The Teenage Brain

Author - Aarushi Nand - 10A

Author Introduction: Books are my best friend. I aspire to be a photographer.

As a teenager, I hear this phrase, from most adults a lot – grow up. I am either too young or too old for everything and sometimes, it gets out of hand. I hear words like impulsive, rude, argumentative, moody quite often. Teen behaviour has proven to be a whirlwind for many. So I did some digging and found things all adults, parents and teachers, should know about teenagers regarding why we act the way we do..


To begin with, over the years there is a drastic change in the way psychologists defined teen behaviour.Psychologist G. Stanley Hall termed this phase as ‘Storm and Stress’ period, while Erik Erikson ,saw this phase as the most tumultuous of life’s several identity crises.

Against these views the 20th century researchers evolved brain imaging technology which enabled them to study the teen brain. NIH (National Institute of Health) conducted a study over a hundred youngsters and the revelation was shocking. The Study stated that our brains are not developed yet. It goes through remodeling, from back to front, and many parts are not wired and may not be for a few years. Most of these parts are used by adults for rational thinking and decision making. This remodeling also helps store things that we do more often and things we don’t, in the trash. We also learn more in this stage therefore we need all the encouragement and support we can get to try new things.

Moving on, we have a lot of hormonal changes. This is important as this can mess with a lot of things we do. One of the hormones is Melatonin. This hormone is responsible of putting us to sleep.
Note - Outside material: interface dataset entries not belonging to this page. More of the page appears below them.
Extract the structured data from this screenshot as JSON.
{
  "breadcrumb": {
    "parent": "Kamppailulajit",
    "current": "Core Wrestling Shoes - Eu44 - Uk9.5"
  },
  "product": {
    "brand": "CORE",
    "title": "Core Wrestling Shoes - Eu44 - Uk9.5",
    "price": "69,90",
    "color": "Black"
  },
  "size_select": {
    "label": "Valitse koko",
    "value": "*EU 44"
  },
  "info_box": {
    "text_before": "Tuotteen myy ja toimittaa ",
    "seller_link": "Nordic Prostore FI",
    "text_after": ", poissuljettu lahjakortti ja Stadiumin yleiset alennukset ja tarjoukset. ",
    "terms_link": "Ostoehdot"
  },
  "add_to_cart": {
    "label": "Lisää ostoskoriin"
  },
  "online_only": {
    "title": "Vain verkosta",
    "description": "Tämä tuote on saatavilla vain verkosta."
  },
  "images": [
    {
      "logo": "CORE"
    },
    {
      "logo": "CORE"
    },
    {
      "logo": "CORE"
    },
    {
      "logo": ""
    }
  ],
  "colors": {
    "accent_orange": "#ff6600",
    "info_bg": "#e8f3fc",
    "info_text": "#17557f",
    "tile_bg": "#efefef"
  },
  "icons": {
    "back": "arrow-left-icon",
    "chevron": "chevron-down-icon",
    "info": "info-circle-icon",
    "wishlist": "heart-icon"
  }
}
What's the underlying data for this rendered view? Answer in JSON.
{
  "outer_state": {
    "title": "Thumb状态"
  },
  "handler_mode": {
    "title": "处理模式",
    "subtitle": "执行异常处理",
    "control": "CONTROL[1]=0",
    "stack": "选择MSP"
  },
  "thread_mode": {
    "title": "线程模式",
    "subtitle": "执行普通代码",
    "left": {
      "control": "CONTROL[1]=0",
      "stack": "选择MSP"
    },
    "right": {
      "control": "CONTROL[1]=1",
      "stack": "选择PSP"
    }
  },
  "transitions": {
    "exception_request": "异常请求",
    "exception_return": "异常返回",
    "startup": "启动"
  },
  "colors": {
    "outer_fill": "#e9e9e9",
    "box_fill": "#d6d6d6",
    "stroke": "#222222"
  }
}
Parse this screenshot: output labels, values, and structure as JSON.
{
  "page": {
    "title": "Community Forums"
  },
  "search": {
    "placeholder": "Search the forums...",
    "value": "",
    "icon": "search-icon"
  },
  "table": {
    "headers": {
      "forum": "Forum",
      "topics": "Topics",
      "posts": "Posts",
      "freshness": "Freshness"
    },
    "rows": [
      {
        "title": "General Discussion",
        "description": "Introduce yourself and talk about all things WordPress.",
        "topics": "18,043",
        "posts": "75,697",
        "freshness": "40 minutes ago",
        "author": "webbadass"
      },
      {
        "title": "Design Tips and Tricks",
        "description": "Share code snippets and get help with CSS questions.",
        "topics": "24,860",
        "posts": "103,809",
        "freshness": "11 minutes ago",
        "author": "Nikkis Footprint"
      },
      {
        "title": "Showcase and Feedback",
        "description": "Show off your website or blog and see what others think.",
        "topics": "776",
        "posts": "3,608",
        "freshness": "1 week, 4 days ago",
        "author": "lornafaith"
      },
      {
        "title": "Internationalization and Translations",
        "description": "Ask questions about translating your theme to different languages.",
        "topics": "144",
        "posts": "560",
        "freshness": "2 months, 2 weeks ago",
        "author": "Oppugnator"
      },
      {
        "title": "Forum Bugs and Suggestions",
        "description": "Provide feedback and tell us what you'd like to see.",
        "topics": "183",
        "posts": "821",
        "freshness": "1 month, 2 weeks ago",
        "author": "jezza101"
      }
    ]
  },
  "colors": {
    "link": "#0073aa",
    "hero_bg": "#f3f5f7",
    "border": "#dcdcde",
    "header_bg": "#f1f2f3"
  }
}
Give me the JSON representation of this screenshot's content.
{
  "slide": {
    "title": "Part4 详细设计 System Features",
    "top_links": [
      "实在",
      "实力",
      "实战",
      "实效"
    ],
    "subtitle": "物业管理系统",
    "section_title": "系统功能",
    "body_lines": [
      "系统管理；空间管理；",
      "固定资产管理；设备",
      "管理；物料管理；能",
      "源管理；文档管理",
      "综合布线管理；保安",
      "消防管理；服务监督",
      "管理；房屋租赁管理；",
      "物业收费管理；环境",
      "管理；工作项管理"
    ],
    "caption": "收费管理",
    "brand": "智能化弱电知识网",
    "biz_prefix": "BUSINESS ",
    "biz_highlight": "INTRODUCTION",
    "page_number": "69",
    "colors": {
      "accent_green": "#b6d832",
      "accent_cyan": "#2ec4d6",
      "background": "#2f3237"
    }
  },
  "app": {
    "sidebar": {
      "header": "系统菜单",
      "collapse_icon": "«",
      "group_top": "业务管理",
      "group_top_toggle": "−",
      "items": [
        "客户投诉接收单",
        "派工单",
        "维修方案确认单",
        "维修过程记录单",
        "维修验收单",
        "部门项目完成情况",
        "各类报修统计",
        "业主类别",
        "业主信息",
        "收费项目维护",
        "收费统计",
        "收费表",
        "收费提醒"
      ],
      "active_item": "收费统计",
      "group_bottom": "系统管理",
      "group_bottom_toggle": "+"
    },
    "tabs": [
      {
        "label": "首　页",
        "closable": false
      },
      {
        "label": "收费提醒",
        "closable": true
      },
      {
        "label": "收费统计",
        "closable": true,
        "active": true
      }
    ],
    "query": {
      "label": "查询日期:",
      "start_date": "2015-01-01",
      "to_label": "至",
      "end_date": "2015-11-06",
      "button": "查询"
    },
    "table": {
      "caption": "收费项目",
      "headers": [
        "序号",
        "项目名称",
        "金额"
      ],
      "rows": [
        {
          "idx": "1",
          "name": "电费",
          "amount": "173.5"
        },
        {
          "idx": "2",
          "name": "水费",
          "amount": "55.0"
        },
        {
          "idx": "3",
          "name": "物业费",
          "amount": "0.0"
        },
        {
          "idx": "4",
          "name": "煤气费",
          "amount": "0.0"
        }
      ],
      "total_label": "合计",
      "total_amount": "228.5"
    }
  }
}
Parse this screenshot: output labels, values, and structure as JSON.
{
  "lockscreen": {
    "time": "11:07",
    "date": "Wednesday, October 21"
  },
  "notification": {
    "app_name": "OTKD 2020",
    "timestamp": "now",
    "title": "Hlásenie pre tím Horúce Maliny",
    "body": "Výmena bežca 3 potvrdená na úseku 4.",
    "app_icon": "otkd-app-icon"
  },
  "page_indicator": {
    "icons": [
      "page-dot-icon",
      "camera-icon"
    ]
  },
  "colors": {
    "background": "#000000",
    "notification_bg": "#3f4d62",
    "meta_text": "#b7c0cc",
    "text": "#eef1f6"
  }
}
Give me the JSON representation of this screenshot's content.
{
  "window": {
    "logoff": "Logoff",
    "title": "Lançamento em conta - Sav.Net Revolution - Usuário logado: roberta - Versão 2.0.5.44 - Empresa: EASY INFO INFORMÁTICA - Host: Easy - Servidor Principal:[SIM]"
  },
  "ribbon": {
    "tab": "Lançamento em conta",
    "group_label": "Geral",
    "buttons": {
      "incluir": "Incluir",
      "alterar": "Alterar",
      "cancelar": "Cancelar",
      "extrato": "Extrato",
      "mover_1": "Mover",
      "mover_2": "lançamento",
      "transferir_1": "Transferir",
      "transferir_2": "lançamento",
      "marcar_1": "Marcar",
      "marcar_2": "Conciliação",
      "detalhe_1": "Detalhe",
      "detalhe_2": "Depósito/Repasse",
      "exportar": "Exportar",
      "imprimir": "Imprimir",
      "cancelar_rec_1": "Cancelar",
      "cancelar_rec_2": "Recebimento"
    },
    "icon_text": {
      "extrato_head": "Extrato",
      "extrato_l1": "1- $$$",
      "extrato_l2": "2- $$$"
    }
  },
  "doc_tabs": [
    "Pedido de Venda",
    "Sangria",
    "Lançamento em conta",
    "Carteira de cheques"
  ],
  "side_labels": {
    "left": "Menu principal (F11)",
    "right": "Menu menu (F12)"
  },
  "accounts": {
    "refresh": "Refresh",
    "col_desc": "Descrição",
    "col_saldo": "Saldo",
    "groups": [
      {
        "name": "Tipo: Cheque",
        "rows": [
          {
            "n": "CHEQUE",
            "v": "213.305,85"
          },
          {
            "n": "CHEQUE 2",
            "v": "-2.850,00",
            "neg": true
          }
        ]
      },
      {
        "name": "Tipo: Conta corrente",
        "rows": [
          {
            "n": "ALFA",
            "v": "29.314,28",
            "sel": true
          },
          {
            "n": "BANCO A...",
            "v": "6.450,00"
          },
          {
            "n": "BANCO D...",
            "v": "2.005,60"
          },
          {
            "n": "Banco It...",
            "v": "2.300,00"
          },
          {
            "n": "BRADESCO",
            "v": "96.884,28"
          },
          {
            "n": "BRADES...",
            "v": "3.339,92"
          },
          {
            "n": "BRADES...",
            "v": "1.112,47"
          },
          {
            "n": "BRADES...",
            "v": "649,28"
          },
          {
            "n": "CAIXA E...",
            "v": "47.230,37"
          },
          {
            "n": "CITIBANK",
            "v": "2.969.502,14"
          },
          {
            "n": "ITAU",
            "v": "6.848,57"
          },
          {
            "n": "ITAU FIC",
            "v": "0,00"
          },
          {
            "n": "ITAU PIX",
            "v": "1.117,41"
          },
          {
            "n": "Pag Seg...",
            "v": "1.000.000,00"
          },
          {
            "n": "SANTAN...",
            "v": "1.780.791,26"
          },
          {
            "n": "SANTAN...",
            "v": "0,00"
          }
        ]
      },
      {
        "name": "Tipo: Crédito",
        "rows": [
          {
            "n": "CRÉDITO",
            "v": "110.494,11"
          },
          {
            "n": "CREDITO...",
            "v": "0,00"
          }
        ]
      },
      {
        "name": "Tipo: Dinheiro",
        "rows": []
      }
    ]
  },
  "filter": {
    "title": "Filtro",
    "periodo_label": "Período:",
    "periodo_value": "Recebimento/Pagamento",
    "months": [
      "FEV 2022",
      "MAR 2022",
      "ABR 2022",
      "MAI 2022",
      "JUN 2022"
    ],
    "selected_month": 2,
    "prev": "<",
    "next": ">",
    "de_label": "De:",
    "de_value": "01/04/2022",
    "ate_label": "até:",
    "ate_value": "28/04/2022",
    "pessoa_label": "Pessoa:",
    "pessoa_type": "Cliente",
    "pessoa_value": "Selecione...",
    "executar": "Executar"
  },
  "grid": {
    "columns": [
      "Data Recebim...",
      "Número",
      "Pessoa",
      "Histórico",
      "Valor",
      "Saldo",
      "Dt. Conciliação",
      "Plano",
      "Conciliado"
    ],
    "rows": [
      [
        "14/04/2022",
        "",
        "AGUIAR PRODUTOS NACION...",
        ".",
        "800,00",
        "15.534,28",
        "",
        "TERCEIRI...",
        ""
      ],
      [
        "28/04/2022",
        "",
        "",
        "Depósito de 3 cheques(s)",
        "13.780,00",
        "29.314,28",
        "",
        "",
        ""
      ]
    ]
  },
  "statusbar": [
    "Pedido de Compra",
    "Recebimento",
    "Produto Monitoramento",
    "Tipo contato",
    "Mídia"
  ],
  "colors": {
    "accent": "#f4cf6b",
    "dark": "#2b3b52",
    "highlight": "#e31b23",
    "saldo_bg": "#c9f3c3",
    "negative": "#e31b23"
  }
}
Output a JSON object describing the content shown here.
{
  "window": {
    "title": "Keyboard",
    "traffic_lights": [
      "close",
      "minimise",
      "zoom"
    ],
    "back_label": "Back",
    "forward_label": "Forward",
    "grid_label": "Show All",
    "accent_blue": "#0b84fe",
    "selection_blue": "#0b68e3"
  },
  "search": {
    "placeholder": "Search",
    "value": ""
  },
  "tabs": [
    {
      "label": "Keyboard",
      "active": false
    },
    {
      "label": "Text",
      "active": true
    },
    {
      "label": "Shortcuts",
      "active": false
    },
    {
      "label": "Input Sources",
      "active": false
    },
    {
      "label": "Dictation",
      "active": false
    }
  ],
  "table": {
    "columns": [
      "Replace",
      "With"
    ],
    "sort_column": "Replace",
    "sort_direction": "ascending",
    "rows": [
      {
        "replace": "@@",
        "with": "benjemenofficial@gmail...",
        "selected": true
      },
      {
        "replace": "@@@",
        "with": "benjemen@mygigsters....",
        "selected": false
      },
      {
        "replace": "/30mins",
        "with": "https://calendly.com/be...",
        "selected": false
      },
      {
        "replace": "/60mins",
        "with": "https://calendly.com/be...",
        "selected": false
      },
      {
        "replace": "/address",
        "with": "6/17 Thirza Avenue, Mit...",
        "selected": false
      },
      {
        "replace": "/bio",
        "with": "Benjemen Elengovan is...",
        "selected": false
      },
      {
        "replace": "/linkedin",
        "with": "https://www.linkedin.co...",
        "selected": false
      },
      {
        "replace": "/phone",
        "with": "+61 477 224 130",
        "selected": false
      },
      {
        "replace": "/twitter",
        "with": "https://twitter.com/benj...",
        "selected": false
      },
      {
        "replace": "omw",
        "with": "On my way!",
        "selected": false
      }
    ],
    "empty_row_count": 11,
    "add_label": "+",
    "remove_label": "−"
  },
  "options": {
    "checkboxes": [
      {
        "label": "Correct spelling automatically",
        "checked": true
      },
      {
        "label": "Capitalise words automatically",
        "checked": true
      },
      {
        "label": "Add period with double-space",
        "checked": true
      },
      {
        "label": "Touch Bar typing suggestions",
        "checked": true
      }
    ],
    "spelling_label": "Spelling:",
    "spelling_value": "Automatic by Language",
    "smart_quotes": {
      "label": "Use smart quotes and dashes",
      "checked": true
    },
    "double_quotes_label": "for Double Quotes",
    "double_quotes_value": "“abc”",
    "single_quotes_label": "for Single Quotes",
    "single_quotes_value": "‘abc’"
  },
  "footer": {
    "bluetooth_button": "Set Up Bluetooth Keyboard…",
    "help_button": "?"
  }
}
As this gets shifted, we sleep late at night and feel sleepy during the day.

More studies and researches are being conducted to better understand what teenagers go through, and how they should be handled.